Exercise — Tally up every line in the records beneath that has "Julian", and write down only the total.

Provided data —

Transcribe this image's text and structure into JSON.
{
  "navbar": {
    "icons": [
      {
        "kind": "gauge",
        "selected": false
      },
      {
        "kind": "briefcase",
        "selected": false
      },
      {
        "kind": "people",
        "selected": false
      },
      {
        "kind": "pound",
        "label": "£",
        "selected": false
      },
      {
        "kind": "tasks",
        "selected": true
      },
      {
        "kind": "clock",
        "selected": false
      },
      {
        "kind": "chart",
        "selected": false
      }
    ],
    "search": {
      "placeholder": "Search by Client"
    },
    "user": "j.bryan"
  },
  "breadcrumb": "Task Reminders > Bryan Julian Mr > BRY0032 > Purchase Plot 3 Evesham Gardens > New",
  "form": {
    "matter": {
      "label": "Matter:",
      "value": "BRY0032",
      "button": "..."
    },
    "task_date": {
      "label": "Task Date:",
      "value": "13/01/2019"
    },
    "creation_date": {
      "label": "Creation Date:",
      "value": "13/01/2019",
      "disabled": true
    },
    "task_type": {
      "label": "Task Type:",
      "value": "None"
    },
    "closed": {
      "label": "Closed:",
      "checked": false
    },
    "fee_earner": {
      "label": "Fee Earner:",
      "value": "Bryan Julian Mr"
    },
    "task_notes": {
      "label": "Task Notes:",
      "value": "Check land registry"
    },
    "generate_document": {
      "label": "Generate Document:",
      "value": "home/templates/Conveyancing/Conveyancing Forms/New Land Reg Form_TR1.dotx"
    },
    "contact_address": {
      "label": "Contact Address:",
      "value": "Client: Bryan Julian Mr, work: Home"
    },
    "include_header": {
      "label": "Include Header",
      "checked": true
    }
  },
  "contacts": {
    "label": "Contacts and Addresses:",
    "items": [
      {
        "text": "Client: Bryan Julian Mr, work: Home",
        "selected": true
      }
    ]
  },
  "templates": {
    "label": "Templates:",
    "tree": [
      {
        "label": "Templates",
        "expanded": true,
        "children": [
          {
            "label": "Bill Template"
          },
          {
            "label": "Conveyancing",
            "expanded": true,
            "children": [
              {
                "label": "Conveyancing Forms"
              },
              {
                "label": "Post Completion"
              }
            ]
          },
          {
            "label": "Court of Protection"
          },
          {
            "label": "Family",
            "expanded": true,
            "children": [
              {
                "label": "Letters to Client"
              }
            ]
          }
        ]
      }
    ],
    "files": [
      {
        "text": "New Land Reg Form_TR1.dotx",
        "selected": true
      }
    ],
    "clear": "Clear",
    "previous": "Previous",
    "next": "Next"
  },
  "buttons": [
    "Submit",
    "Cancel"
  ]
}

Solution for this problem — 4